By Jack Kresnak
Even as Michigan’s Children staff helped 40 young people find their voices that Sunday afternoon, a massive storm of sleet, freezing rain and heavy snow rolled up from the Ohio Valley threatening to shut down Detroit KidSpeak on February 21, President’s Day, 2011.
This KidSpeak – called A President’s Recipe for Success: Prioritizing Education – would come at a time when lawmakers in Lansing and in Washington are proposing severe cuts to education that lead to eliminating many vocational and alternative education programs, as well as high-quality pre-school programs. Our KidSpeak events help bring the voices of the people most directly affected by cuts to public schools, alternative education and early childhood learning programs – youths themselves.
Those voices needed to be heard now. But would these teens get the chance to speak up, and would there be anyone there to listen?
The storm began as the training session ended Sunday afternoon, complicating travel home for the youths and our staff. Eventually, it dumped a good 10 inches of snow on Detroit, making it nearly impossible for many people to get out of their driveways, much less find their way downtown to hear what young people say about how to improve education outcomes for urban school children.
We expected 37 adults for the listening panel – legislators, public leaders and policymakers had been confirmed. But when I got to the Coleman A. Young Municipal Center at 8:30 a.m. on President’s Day, I wondered how many of those adult volunteers – and how many of the 100 youths who told us they were coming – would actually get there.
As it went, we had a respectable listening panel of 15 adults, including former Supreme Court Justice Maura Corrigan who is now the new Michigan Department of Human Services Director, Skillman Foundation President Carol Goss, who also is a member of the Michigan’s Children Board of Directors, and Detroit City Council Members JoAnn Watson, Kenneth Cockrel, Jr., Saunteel Jenkins and James Tate.
And there were a dozen youths, including three young journalists from Michigan’s Children’s Our Life in the D project in Detroit, who had the determination to brave the storm and the courage to speak in a public forum about how to better educate urban youths.
“I believe what you guys need to change is this weather,” began 18-year-old Abraham Aiyosh, of Hamtramck High School and the Generation of Promise project. Everyone laughed, and Aiyosh went on to share his thoughts on how to help young people succeed in school.
“Build on the student’s natural drive to learn and (rely) less on artificial goals like Grade Point Averages and standardized tests,” Aiyosh said. “The students need to be prepared for the real world. The real world isn’t a multiple-choice test. People, events, places, interactions – all these come together to form what we call experience. Through our choices, our experiences come to life. … I don’t believe I’ve been equipped with the right experiences to make all those important real world choices that you guys make.”
Kinita McDaniel, a 20-year-old mother of two children, was passionate about the need for schools and others to help students with babies.
“My problem is helping us, helping the young girls like me who have been through a lot stay in school and stay focused; I graduated, but it was not easy,” said McDaniel.

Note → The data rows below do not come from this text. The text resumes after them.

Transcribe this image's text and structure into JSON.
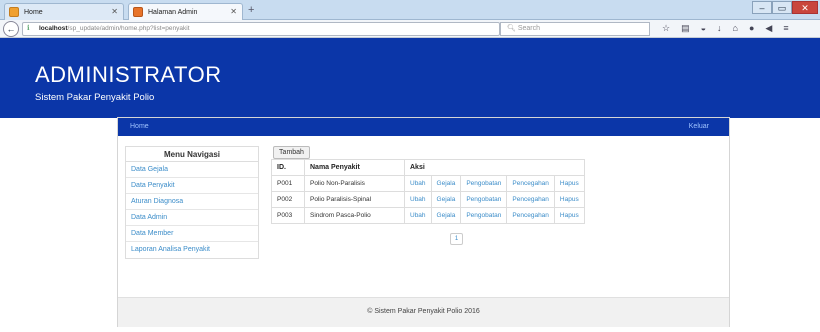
{
  "browser": {
    "tabs": [
      {
        "title": "Home",
        "favicon_color": "#f0a030"
      },
      {
        "title": "Halaman Admin",
        "favicon_color": "#e8742a"
      }
    ],
    "url_host": "localhost",
    "url_path": "/sp_update/admin/home.php?list=penyakit",
    "search_placeholder": "Search"
  },
  "header": {
    "title": "ADMINISTRATOR",
    "subtitle": "Sistem Pakar Penyakit Polio",
    "bg_color": "#0b36a8"
  },
  "topnav": {
    "home": "Home",
    "logout": "Keluar"
  },
  "menu": {
    "title": "Menu Navigasi",
    "items": [
      "Data Gejala",
      "Data Penyakit",
      "Aturan Diagnosa",
      "Data Admin",
      "Data Member",
      "Laporan Analisa Penyakit"
    ]
  },
  "content": {
    "add_button": "Tambah",
    "columns": [
      "ID.",
      "Nama Penyakit",
      "Aksi"
    ],
    "rows": [
      {
        "id": "P001",
        "name": "Polio Non-Paralisis",
        "a1": "Ubah",
        "a2": "Gejala",
        "a3": "Pengobatan",
        "a4": "Pencegahan",
        "a5": "Hapus"
      },
      {
        "id": "P002",
        "name": "Polio Paralisis-Spinal",
        "a1": "Ubah",
        "a2": "Gejala",
        "a3": "Pengobatan",
        "a4": "Pencegahan",
        "a5": "Hapus"
      },
      {
        "id": "P003",
        "name": "Sindrom Pasca-Polio",
        "a1": "Ubah",
        "a2": "Gejala",
        "a3": "Pengobatan",
        "a4": "Pencegahan",
        "a5": "Hapus"
      }
    ],
    "page": "1"
  },
  "footer": "© Sistem Pakar Penyakit Polio 2016"
}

She cried as she described the sexual abuse she endured by a step-father who is now in prison.
“I just appreciate you guys being here,” McDaniel told the Listening Panel as she wiped away her tears. “We need more resources for teen parents.”
Richa Jordan, a 17-year-old Osborn High School student, offered a list of changes she’d like to see, including what is available to students to eat.
“Lunch should be buffet style. We should have a variety of foods to choose from. We need to eat more fresh fruits and vegetables so we can all be healthy,” Richa said.
When she finished, Goss asked Richa, “Do you feel safe and secure in your high school and your community?”
“Do I feel safe? No,” Richa said. “I cannot walk alone on any street.”
China Johnson, a 17-year-old Detroiter who attends Taft Education Center in Ferndale and is a writer for the Our Life in the D project, told the listening panel: “The main reason kids drop out of school right now is the lack of support. Many get bullied because they’re gay or because they don’t have the right clothes or boots, or if you ain’t wearing Prada.”
Despite a lower-than-expected turnout, the energy and excitement at the Detroit KidSpeak was palpable. Members of the Detroit City Council suggested that Michigan’s Children arrange for several youths to talk to the entire Council at a special session to be scheduled later.
This successful KidSpeak was made possible by the collaborative work of Michigan’s Children, the University of Michigan School of Social Work’s youth and Community Program, and the Detroit Parent Network.
Special thanks for this successful KidSpeak event go to the Skillman and Kresge Foundations, and the Community Foundation for Southeast Michigan. We also are grateful to City Councilwoman JoAnn Watson for hosting the event and for being a longtime supporter of Michigan’s Children